For 56 years, the world’s best advertisers have been celebrated at the Cannes Lions International Advertising Festival. This week, the festival awarded its first-ever awards for PR campaigns, and the PR “Grand Prix” went to Tourism Queensland’s “Best Job in the World” campaign. Developed by Australian firm CumminsNitro, the campaign reportedly earned millions of dollars’ worth of media coverage and tremendous worldwide participation with an unusual want-ad.
The campaign used this video and traditional-looking job ads in publications around the world to invite people to make the case for why they should get the job – a real job created specifically for this campaign – in a one-minute video. Thanks to video sharing sites like YouTube, interest in the campaign was quickly ignited, with many among the thousands of applicant videos going viral.
Here’s one of the multiple Canadian entries I found on YouTube:
In the midst of a sea-change in the way organizations communicate with their audiences, this campaign shows how new technologies can augment the effectiveness of traditional communications. The key: recognizing that the most effective use of new media is based on PR fundamentals.
1. The concept was simple and easy to understand (“there’s an amazing job available in a beautiful place, and you can apply for it”).
2. It was supported by an extensive and well-integrated mainstream media strategy.

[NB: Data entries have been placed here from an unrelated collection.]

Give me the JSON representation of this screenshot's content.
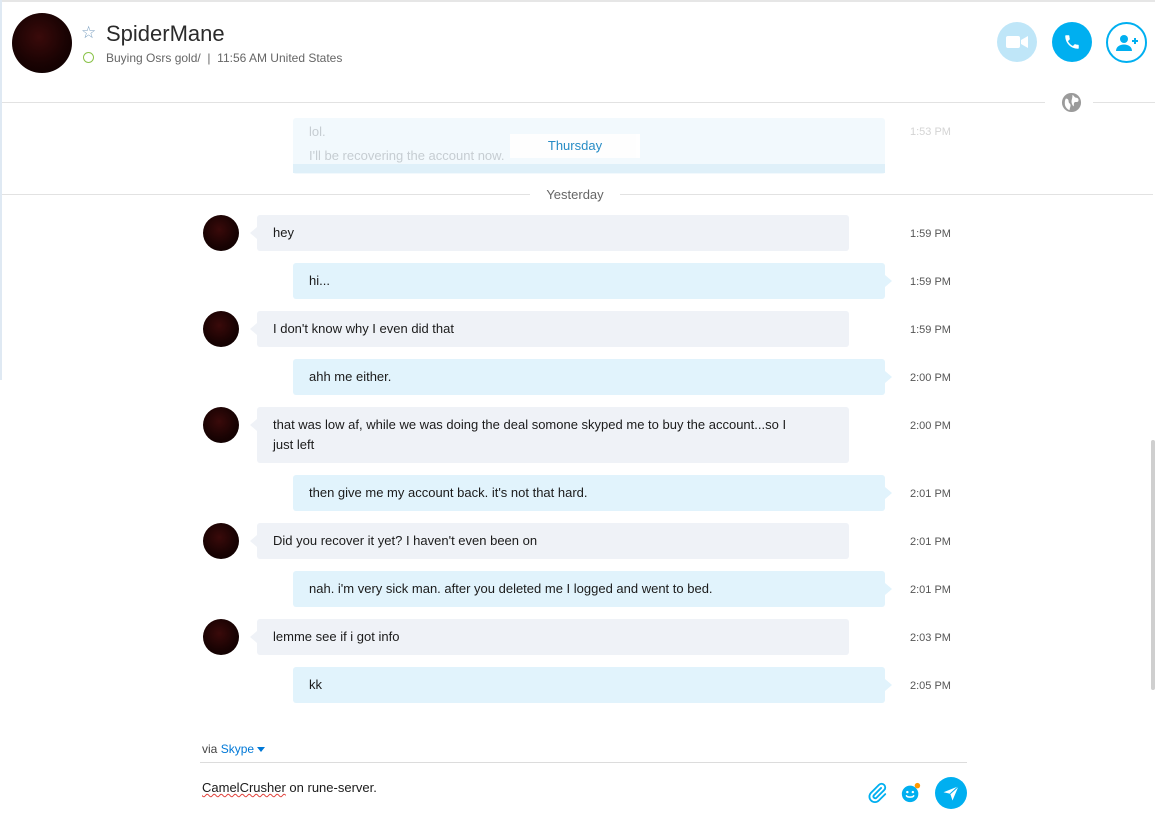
{
  "contact": {
    "name": "SpiderMane",
    "mood_status": "Buying Osrs gold/  |  11:56 AM United States"
  },
  "header_buttons": {
    "video_icon": "video-camera-icon",
    "call_icon": "phone-icon",
    "add_icon": "add-contact-icon"
  },
  "earlier": {
    "day_label": "Thursday",
    "faded_line_1": "lol.",
    "faded_line_2": "I'll be recovering the account now.",
    "faded_time": "1:53 PM"
  },
  "separator": {
    "label": "Yesterday"
  },
  "messages": [
    {
      "from": "them",
      "text": "hey",
      "time": "1:59 PM"
    },
    {
      "from": "me",
      "text": "hi...",
      "time": "1:59 PM"
    },
    {
      "from": "them",
      "text": "I don't know why I even did that",
      "time": "1:59 PM"
    },
    {
      "from": "me",
      "text": "ahh me either.",
      "time": "2:00 PM"
    },
    {
      "from": "them",
      "text": "that was low af, while we was doing the deal somone skyped me to buy the account...so I just left",
      "time": "2:00 PM"
    },
    {
      "from": "me",
      "text": "then give me my account back. it's not that hard.",
      "time": "2:01 PM"
    },
    {
      "from": "them",
      "text": "Did you recover it yet? I haven't even been on",
      "time": "2:01 PM"
    },
    {
      "from": "me",
      "text": "nah. i'm very sick man. after you deleted me I logged and went to bed.",
      "time": "2:01 PM"
    },
    {
      "from": "them",
      "text": "lemme see if i got info",
      "time": "2:03 PM"
    },
    {
      "from": "me",
      "text": "kk",
      "time": "2:05 PM"
    }
  ],
  "composer": {
    "via_label": "via",
    "via_service": "Skype",
    "draft_misspelled": "CamelCrusher",
    "draft_rest": " on rune-server."
  },
  "colors": {
    "accent": "#00aff0",
    "incoming_bubble": "#eff2f7",
    "outgoing_bubble": "#e1f3fc"
  }
}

3. It made smart use of new technology, online communities and social media tools to get people participating – and talking to each other about their participation.
4. At a time when a large majority of marketing messages are received passively, this campaign encouraged people to buy in and get mentally involved: to see themselves interacting with the product, to build a desire to experience the product. It caused people to think and talk about Australia, to picture themselves spending time in Australia, and then, to make the case for why they should be chosen to go to Australia. It’s not that great a leap to think people might now be motivated to plan a visit to Australia which they mightn’t otherwise have even considered.

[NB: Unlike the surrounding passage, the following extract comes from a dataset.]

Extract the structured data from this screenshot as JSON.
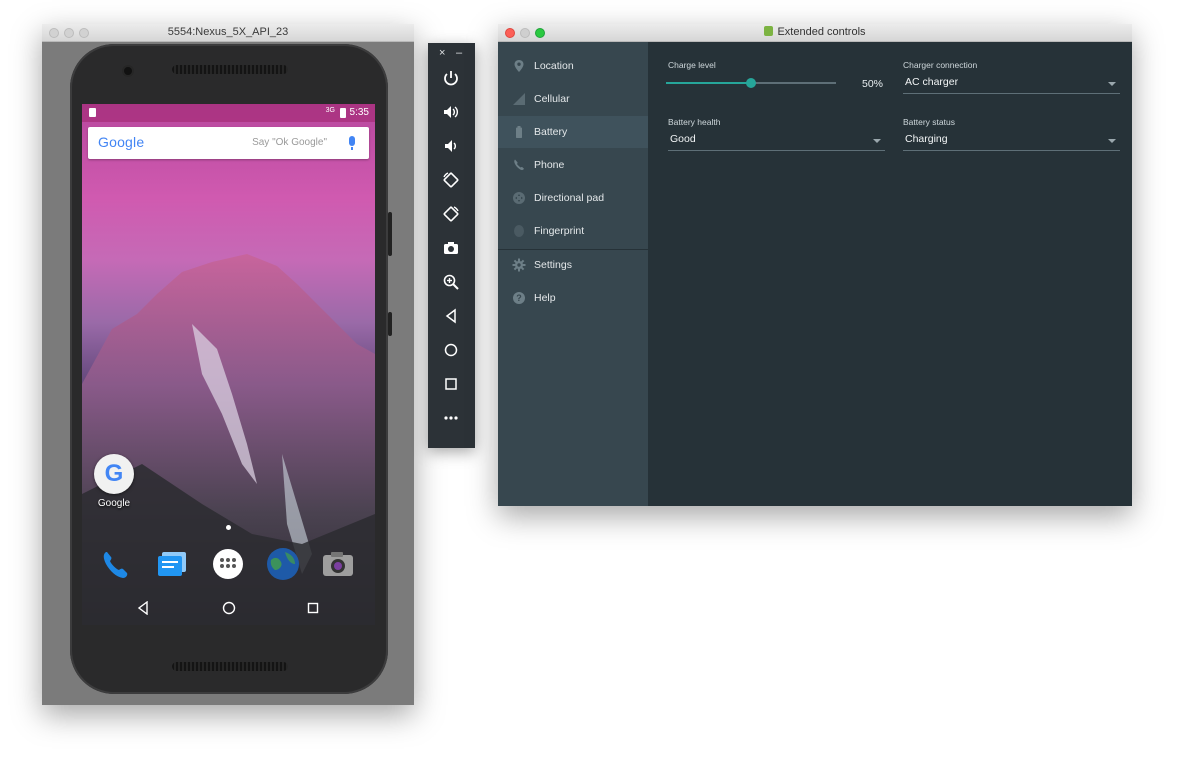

As the concept built up steam, mainstream media interest in the campaign phenomenon fanned the flames. Its success drove further success.
In the end, CumminsNitro reported more than US$100 million in media coverage (from a media budget of $1.2 million), more than 6.8 million visitors to the campaign website in 56 days, and more than 34,600 entries from 201 countries – all because of a simple concept that motivated its audience to get involved. Check out CumminsNitro’s video summary of the campaign here (click “view movie”).
And it's not over: the next phase of the campaign, in which the winner explores Hamilton Island and documents his adventures on a blog, will likely garner more online and mainstream media attention, at least at first. It's publicity that yields more publicity – what more could a PR guy ask?
With that said, it’ll be interesting to watch for the campaign’s actual impact on Queensland Tourism – the true test of the campaign's effectiveness.
The winner of the contest, Britain’s Ben Southall, will have his first day in “the best job in the world” on July 1st. In the meantime, here’s another Canadian entry... just because I think it’s fun.